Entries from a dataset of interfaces
- - - - -

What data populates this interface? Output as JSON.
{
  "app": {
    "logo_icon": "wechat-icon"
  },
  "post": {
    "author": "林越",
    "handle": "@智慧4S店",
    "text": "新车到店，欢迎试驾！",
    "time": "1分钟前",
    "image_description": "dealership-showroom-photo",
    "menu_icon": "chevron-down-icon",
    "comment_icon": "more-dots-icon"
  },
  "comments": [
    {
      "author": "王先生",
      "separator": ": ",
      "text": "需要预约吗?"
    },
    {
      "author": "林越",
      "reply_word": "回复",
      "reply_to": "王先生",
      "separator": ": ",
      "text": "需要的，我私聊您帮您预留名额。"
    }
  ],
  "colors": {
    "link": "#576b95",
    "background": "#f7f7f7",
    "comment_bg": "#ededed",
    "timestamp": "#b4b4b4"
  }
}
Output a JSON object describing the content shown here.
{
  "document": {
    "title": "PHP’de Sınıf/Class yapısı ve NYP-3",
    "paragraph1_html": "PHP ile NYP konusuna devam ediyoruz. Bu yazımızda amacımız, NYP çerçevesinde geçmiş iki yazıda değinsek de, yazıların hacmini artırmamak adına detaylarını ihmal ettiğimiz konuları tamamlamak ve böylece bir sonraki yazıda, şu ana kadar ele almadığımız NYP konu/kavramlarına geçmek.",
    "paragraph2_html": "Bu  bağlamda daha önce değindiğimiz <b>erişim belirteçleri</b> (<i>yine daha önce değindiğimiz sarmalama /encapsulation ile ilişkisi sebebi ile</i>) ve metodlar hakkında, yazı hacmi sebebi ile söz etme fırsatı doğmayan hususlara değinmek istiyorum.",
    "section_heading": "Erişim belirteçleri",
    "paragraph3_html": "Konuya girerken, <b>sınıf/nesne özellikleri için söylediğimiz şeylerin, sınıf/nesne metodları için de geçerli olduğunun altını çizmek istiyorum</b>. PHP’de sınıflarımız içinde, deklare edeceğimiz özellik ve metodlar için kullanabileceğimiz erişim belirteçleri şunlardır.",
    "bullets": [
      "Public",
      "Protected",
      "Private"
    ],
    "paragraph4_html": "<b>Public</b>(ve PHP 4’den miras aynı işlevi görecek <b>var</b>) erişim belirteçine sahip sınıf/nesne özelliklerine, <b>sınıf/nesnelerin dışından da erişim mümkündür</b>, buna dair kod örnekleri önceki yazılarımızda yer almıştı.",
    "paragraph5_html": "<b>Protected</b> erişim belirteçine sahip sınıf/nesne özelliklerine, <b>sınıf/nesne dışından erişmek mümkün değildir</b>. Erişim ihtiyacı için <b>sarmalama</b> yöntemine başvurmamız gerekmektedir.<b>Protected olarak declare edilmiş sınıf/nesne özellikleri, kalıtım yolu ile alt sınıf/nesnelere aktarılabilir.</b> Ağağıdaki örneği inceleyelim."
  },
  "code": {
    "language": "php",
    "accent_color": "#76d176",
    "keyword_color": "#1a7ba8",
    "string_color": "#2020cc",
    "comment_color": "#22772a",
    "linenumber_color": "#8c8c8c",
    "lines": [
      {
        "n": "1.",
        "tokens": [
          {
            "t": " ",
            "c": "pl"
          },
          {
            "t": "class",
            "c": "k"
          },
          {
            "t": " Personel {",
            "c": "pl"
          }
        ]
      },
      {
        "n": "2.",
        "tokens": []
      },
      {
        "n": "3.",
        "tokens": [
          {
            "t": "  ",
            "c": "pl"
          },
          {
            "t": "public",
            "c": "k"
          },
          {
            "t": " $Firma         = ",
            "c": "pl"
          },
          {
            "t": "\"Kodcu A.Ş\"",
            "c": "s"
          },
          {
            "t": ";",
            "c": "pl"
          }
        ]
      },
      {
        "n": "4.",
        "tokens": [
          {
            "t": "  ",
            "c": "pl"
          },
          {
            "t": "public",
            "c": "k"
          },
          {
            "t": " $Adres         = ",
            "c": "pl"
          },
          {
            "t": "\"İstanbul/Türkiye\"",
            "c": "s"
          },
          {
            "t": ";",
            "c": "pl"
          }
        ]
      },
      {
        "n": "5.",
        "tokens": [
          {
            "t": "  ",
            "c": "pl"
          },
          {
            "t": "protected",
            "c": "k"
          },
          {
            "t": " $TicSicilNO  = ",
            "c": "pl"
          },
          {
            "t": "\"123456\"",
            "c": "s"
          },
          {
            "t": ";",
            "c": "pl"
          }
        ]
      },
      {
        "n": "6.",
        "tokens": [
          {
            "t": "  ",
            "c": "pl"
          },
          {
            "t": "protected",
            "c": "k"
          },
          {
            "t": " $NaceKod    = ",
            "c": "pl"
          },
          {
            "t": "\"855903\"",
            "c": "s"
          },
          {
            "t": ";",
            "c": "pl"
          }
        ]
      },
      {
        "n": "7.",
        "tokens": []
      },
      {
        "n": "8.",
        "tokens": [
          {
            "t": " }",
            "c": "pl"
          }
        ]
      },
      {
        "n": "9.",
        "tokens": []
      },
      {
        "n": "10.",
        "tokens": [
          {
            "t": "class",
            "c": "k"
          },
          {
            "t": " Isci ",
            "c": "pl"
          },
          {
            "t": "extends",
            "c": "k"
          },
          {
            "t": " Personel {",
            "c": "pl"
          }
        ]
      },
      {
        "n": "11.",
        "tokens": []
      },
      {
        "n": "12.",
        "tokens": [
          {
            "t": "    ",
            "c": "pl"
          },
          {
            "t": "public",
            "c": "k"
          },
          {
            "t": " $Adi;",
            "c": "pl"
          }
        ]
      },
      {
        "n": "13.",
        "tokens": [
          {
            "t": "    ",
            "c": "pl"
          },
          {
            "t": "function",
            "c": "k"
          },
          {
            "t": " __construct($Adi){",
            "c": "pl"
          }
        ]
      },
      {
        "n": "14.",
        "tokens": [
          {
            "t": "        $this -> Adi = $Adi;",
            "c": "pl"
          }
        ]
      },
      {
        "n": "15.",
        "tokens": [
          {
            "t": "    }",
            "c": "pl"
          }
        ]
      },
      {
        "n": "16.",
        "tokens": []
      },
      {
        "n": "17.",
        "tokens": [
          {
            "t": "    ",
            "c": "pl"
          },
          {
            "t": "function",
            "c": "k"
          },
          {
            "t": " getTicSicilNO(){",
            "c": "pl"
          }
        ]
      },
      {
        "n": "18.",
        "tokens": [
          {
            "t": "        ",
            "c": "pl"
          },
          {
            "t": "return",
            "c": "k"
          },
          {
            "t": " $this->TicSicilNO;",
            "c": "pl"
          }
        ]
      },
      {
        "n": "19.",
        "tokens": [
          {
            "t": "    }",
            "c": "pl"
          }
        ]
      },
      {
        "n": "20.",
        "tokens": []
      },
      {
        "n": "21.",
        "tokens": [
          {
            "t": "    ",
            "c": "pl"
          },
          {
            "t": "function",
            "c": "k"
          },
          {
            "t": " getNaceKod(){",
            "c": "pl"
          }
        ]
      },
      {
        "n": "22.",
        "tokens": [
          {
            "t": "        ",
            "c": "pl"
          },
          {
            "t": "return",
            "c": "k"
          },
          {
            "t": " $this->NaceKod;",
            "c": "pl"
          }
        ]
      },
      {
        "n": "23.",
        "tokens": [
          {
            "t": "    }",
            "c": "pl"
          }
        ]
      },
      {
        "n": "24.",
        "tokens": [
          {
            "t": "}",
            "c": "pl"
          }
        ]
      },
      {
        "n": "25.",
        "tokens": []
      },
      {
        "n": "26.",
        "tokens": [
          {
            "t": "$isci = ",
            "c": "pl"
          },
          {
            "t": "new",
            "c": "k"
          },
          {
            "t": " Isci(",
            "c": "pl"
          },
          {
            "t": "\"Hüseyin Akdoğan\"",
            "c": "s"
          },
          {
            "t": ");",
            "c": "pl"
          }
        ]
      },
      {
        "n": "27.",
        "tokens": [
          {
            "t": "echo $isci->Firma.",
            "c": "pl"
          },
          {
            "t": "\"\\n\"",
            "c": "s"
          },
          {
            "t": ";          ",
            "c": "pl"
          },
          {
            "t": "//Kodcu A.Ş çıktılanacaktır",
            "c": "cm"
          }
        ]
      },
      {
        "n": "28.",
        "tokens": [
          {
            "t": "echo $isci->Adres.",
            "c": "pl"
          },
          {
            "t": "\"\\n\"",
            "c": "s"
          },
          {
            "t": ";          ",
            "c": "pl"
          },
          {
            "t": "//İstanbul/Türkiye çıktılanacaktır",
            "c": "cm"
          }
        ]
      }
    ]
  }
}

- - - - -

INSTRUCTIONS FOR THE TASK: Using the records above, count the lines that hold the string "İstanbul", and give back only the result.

PROBLEM SOLUTION: 2